More importantly, online instruction does not provide the settings for extracurricular discussions and student organization that enrich the educational experience while providing opportunities for more marginalized students to establish peer groups. Peters does not recognize these dystopian aspects of distance learning partly because he distrusts the idea of community. In the final chapter, "Monoculturalism, Multiculturalism and Democracy: The Politics of Difference or Recognition?" Peters compares and contrasts poststructuralism and multiculturalism, pitting them both against the rise of conservative ideas about humanities education put forward by Alan Bloom and his ilk. Peters eloquently and correctly demonstrates the way in which the supposedly traditional values in American education are actually a relatively recent construction based on a collage of borrowed European traditions. Against this movement, both poststructuralism and multiculturalism seek to demonstrate the extent to which the "universal" concept of the individual is actually a specifically Western cultural construct.

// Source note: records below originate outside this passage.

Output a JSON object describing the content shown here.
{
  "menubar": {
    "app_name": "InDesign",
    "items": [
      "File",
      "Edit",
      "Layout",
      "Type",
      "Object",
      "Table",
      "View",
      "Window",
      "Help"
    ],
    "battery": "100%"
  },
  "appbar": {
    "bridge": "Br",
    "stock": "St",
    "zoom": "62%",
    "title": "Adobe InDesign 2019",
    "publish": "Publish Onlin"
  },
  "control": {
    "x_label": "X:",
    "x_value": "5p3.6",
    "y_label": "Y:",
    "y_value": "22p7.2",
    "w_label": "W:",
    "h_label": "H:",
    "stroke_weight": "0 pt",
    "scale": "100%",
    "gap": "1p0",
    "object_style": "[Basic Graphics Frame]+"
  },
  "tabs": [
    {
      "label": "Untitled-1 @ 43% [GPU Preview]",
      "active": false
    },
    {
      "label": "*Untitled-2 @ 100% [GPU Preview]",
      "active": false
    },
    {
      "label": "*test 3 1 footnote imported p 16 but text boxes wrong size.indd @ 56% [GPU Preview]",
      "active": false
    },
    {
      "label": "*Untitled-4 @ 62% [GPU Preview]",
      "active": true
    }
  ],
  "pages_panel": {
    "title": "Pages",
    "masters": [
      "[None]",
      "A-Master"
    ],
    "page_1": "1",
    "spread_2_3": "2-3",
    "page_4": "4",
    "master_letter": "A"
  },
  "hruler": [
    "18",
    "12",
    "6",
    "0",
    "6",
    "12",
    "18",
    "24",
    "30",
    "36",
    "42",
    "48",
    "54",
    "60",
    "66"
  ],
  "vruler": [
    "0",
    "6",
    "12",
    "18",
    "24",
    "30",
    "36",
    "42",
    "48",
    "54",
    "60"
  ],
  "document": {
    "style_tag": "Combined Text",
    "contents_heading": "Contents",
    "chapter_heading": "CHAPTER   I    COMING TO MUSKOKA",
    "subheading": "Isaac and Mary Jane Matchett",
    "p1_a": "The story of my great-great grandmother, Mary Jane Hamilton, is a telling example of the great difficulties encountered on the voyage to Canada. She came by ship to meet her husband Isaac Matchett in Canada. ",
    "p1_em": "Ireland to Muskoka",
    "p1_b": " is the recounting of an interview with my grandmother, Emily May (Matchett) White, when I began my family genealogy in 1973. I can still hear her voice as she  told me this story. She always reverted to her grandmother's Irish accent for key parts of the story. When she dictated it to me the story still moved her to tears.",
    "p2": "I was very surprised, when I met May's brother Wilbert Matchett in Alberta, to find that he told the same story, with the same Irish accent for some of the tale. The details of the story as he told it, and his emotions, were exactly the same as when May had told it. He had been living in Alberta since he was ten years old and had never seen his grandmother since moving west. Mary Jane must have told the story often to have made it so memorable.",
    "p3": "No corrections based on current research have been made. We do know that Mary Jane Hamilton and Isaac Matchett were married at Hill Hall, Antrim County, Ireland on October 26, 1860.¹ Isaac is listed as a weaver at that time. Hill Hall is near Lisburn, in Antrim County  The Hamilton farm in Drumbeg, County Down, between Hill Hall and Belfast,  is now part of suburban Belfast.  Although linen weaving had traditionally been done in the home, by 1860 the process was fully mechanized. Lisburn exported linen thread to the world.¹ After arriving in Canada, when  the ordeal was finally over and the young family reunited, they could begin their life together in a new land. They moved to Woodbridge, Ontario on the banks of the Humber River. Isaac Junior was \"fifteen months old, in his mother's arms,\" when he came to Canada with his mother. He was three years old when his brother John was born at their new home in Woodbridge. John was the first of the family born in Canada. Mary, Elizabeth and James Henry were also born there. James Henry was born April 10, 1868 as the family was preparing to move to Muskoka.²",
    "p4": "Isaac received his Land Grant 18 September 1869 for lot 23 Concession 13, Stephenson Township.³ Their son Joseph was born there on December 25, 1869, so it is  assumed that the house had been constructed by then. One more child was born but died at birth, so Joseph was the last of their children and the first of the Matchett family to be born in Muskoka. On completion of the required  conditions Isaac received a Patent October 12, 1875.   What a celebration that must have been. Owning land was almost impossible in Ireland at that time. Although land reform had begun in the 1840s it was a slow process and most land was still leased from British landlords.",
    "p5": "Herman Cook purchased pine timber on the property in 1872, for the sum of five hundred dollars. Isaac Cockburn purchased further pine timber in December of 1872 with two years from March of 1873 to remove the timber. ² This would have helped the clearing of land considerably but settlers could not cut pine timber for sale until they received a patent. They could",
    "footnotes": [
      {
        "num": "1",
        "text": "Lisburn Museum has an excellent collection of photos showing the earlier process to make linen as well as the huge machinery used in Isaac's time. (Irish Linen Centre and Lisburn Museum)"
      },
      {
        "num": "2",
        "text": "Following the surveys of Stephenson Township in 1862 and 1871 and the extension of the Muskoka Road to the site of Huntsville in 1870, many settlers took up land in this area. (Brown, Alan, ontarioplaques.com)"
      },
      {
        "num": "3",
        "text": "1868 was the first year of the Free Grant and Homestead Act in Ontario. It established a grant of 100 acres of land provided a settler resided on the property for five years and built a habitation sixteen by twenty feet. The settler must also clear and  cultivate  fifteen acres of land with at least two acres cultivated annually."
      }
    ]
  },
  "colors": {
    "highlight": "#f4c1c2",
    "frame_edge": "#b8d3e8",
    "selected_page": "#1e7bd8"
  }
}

What separates poststructuralists from multiculturalists, according to Peters, is the extent to which they can "extricate themselves from the norms of Enlightenment politics" (p. 179). Whereas multiculturalists must, to some extent, accept the idea of community as a defense against the hegemonic culture, poststructuralists are free to posit the inconsistencies of identity politics. Peters ends this chapter and the book by quoting Mark Poster:
Poster concludes by maintaining that postmodernism is still a fledgling position, one that names a set of changes (e.g., the demise of colonialism and the advent of electronically mediated communication) that "revolutionize the structures of modernity" and that "anticipates [sic] a future in which these tendencies" become dominant (1992, p. 579). In this situation, he suggests, "multiculturalism must choose between Habermasian universalism that denies their enunciative position altogether and postmodernist differentialism that affirms that position but cannot fully defend that affirmation." (Poster, 1992, p. 579, as cited in Peters, p. 191)
For members of marginalized groups, the announcement of the demise of colonialism might seem premature. The choice that Peters offers them at the conclusion of this polemic might seem unattractive since he asks them to forgo identity politics in order to gain the dubious support of the poststructuralists.
Poststructuralism, Politics and Education is a provocative book that also provides a clear insight into the ideas that cluster around the terms poststructuralism and postmodernism. Peters also supplies a cogent theoretical framework for resisting the corporate takeover of education. The polemic is more problematic when it addresses the views and concerns of the marginalized groups that coalesce around the term multiculturalism. For those facing more direct forms of political oppression, Peters's anxieties about the questionable outcomes of seemingly innocuous government policies may seem overstated.
Ascott, R. (1994). Time for a planetary collegium. The Times Higher Education (Multimedia Supplement), 4, p. v.
Latour, B. (1993). We have never been modern. Cambridge: Harvard University Press.